## [PROBLEM REQUIREMENTS]
Your response should consist of the lines below, printed exactly.

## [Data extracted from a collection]
○ ○ ○ ○
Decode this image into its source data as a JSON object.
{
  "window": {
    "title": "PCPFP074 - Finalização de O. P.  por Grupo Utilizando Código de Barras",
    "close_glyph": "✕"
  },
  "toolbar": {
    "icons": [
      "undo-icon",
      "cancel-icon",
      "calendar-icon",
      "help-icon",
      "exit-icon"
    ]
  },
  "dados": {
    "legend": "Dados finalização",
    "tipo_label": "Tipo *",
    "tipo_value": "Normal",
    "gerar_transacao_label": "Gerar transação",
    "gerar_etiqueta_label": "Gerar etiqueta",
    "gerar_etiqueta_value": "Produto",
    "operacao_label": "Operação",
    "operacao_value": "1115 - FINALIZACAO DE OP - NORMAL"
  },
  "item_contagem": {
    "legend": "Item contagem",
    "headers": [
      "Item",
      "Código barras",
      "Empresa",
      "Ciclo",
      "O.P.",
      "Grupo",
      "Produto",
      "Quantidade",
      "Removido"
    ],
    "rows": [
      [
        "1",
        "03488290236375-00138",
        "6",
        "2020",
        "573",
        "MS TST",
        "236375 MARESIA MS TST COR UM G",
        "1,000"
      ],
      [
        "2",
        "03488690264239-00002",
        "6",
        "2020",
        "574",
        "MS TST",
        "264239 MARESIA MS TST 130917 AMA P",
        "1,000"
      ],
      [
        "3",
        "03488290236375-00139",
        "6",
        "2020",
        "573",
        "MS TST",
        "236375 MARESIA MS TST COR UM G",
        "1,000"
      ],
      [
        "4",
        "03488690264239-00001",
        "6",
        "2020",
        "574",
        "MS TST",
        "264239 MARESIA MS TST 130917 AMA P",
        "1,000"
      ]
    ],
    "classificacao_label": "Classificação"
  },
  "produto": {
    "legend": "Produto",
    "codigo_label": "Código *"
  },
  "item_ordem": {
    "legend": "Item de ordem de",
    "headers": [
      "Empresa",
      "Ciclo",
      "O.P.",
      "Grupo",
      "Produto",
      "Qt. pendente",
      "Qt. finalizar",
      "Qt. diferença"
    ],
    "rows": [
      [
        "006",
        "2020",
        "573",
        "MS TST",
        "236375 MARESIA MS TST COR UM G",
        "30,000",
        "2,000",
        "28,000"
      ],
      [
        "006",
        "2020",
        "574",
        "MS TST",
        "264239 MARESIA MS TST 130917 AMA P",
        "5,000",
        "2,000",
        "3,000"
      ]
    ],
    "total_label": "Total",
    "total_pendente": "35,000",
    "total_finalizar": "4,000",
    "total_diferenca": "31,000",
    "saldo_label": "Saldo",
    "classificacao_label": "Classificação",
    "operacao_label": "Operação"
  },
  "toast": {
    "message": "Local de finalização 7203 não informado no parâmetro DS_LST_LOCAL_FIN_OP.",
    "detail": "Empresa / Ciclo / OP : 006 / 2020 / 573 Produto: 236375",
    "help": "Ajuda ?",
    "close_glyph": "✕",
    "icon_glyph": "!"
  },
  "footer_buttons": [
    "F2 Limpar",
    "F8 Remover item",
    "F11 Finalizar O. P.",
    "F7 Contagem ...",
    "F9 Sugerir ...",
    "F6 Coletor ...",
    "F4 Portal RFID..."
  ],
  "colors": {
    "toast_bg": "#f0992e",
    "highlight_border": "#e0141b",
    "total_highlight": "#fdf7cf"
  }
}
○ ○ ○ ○
## [OUTPUT FOR THIS EXERCISE]
Decode this image into its source data as a JSON object.
{
  "window": {
    "title": "PCPFP074 - Finalização de O. P.  por Grupo Utilizando Código de Barras",
    "close_glyph": "✕"
  },
  "toolbar": {
    "icons": [
      "undo-icon",
      "cancel-icon",
      "calendar-icon",
      "help-icon",
      "exit-icon"
    ]
  },
  "dados": {
    "legend": "Dados finalização",
    "tipo_label": "Tipo *",
    "tipo_value": "Normal",
    "gerar_transacao_label": "Gerar transação",
    "gerar_etiqueta_label": "Gerar etiqueta",
    "gerar_etiqueta_value": "Produto",
    "operacao_label": "Operação",
    "operacao_value": "1115 - FINALIZACAO DE OP - NORMAL"
  },
  "item_contagem": {
    "legend": "Item contagem",
    "headers": [
      "Item",
      "Código barras",
      "Empresa",
      "Ciclo",
      "O.P.",
      "Grupo",
      "Produto",
      "Quantidade",
      "Removido"
    ],
    "rows": [
      [
        "1",
        "03488290236375-00138",
        "6",
        "2020",
        "573",
        "MS TST",
        "236375 MARESIA MS TST COR UM G",
        "1,000"
      ],
      [
        "2",
        "03488690264239-00002",
        "6",
        "2020",
        "574",
        "MS TST",
        "264239 MARESIA MS TST 130917 AMA P",
        "1,000"
      ],
      [
        "3",
        "03488290236375-00139",
        "6",
        "2020",
        "573",
        "MS TST",
        "236375 MARESIA MS TST COR UM G",
        "1,000"
      ],
      [
        "4",
        "03488690264239-00001",
        "6",
        "2020",
        "574",
        "MS TST",
        "264239 MARESIA MS TST 130917 AMA P",
        "1,000"
      ]
    ],
    "classificacao_label": "Classificação"
  },
  "produto": {
    "legend": "Produto",
    "codigo_label": "Código *"
  },
  "item_ordem": {
    "legend": "Item de ordem de",
    "headers": [
      "Empresa",
      "Ciclo",
      "O.P.",
      "Grupo",
      "Produto",
      "Qt. pendente",
      "Qt. finalizar",
      "Qt. diferença"
    ],
    "rows": [
      [
        "006",
        "2020",
        "573",
        "MS TST",
        "236375 MARESIA MS TST COR UM G",
        "30,000",
        "2,000",
        "28,000"
      ],
      [
        "006",
        "2020",
        "574",
        "MS TST",
        "264239 MARESIA MS TST 130917 AMA P",
        "5,000",
        "2,000",
        "3,000"
      ]
    ],
    "total_label": "Total",
    "total_pendente": "35,000",
    "total_finalizar": "4,000",
    "total_diferenca": "31,000",
    "saldo_label": "Saldo",
    "classificacao_label": "Classificação",
    "operacao_label": "Operação"
  },
  "toast": {
    "message": "Local de finalização 7203 não informado no parâmetro DS_LST_LOCAL_FIN_OP.",
    "detail": "Empresa / Ciclo / OP : 006 / 2020 / 573 Produto: 236375",
    "help": "Ajuda ?",
    "close_glyph": "✕",
    "icon_glyph": "!"
  },
  "footer_buttons": [
    "F2 Limpar",
    "F8 Remover item",
    "F11 Finalizar O. P.",
    "F7 Contagem ...",
    "F9 Sugerir ...",
    "F6 Coletor ...",
    "F4 Portal RFID..."
  ],
  "colors": {
    "toast_bg": "#f0992e",
    "highlight_border": "#e0141b",
    "total_highlight": "#fdf7cf"
  }
}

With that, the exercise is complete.